The amendments to the Benchmarks Regulation in the Financial Services Act 2021 (FS Act) gave us new powers. The FS Act requires us to publish Statements of Policy before exercising certain powers and we must have regard to them when exercising these powers. We said in June 2020 that we would engage with the market when developing these Statements of Policy.
Statements of policy
In November 2020, we consulted on our proposed policy for using 2 of our powers (Article 23A and Article 23D). Following the consultation, we published feedback statements (on Article 23A and Article 23D) and set out our final policy on:
- Designating an unrepresentative benchmark using new powers under Article 23A.
- Requiring changes to a critical benchmark, including its methodology, using new powers under Article 23D.
In May 2021, we consulted on our proposed policy for using 2 powers over the use of critical benchmarks. Following consultation, we published a feedback statement and 2 Statements of Policy on:
- Permitting legacy use of an Article 23A benchmark under Article 23C.
- Restricting new use of a ceasing critical benchmark under Article 21A.
We may issue a revised Statement of Policy in future if there are any changes to our policy in relation to the powers set out above.
Exercising our powers
In June 2021, we published a further consultation on our proposed decision under Article 23D, to require a change in methodology for 3 sterling and 3 Japanese yen LIBOR settings, with a Feedback Statement (FS21/11) published in November 2021.
Following this consultation, we published a draft Notice confirming our decision to use the Article 23D power after end-2021 in relation to these 3 sterling and 3 Japanese yen LIBOR settings. On 1 January 2022, we issued a final Notice under Article 23D in substantially the same form as the draft and the requirements became effective immediately.

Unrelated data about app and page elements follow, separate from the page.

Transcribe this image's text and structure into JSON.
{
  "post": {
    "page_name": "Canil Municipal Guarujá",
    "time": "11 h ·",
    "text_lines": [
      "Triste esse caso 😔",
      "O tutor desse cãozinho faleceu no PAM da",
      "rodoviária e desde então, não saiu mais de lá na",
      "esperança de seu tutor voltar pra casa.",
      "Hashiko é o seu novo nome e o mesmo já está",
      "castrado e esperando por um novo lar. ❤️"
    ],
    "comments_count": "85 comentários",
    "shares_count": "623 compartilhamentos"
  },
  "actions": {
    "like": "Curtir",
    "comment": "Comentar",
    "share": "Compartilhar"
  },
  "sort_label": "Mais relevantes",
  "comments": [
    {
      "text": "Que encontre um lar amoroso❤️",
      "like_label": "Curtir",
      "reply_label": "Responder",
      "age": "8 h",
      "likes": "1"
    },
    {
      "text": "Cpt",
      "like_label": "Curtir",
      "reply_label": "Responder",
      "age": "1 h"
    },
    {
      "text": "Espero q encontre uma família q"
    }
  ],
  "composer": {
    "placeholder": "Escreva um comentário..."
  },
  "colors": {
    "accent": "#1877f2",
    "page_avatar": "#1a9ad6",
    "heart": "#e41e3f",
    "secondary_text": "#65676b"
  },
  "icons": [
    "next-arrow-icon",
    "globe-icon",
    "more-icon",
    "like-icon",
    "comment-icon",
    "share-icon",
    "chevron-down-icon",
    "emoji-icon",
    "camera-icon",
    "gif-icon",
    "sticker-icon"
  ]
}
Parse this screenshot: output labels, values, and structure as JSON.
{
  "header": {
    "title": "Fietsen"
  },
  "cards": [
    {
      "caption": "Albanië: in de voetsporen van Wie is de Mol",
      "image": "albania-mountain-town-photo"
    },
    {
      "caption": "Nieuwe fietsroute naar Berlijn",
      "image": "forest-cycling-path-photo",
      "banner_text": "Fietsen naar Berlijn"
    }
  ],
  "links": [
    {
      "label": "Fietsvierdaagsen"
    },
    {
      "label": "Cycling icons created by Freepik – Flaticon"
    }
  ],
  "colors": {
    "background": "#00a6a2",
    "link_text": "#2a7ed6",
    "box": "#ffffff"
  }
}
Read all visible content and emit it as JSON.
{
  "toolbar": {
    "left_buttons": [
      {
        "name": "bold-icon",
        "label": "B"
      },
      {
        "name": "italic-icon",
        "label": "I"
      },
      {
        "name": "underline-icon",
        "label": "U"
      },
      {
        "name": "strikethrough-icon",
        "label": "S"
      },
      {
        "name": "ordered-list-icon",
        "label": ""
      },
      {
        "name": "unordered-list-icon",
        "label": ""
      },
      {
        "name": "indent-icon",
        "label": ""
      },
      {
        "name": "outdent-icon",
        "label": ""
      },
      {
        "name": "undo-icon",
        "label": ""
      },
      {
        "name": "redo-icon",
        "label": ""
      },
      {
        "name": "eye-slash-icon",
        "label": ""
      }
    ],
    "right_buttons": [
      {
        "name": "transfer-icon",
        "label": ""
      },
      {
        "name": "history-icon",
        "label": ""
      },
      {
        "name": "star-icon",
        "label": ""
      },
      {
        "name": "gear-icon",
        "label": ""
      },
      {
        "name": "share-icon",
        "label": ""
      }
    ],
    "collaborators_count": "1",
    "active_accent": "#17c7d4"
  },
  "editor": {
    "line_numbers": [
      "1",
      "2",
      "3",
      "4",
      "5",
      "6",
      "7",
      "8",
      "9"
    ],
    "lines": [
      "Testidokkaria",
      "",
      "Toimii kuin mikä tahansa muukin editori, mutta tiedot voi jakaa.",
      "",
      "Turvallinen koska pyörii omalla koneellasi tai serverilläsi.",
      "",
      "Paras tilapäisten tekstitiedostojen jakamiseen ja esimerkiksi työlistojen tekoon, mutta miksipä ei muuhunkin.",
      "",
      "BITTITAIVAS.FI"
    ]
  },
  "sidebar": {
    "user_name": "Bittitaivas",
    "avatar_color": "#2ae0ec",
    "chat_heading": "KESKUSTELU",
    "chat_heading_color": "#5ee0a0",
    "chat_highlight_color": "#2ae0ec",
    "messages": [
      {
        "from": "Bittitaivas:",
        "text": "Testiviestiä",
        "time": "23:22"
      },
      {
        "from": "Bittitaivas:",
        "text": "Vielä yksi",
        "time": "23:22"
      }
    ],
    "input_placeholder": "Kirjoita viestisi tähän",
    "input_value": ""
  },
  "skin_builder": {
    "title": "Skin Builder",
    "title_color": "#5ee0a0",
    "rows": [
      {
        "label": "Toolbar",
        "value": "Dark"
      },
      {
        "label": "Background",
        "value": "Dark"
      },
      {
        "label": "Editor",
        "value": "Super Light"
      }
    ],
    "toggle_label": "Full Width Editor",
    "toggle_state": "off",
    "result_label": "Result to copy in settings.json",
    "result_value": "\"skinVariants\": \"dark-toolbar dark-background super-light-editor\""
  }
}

In September 2021, we announced 3 sterling and 3 Japanese yen LIBOR settings would become permanently unrepresentative Article 23A benchmarks, and we would compel their continued publication (on the basis of a changed 'synthetic' methodology) from end-2021.
In November 2021, we announced what legacy use of the 3 sterling and 3 Japanese yen settings would be permitted. We also announced a prohibition on new use of US dollar LIBOR with limited exemptions.
In November 2022, we announced that we intend to require continued publication of the 3-month synthetic sterling LIBOR setting until end-March 2024, after which this setting will cease permanently.
On 3 April 2023, we announced our intention to require LIBOR’s administrator to continue publication of the 1-, 3- and 6-month US dollar LIBOR settings using a changed, synthetic, methodology, until end-September 2024 but not thereafter.
Market participants who still have contracts referencing LIBOR should ensure they are prepared for publication to cease at the respective date for each setting.
Who these documents apply to
We expect this work to be of interest to:
- administrators of critical benchmarks
- contributors to critical benchmarks
- all users of critical benchmarks, both regulated and unregulated
- providers of inputs to synthetic LIBOR settings
We explain the above and give more detail about our specific powers under the Benchmarks Regulation in our overview document.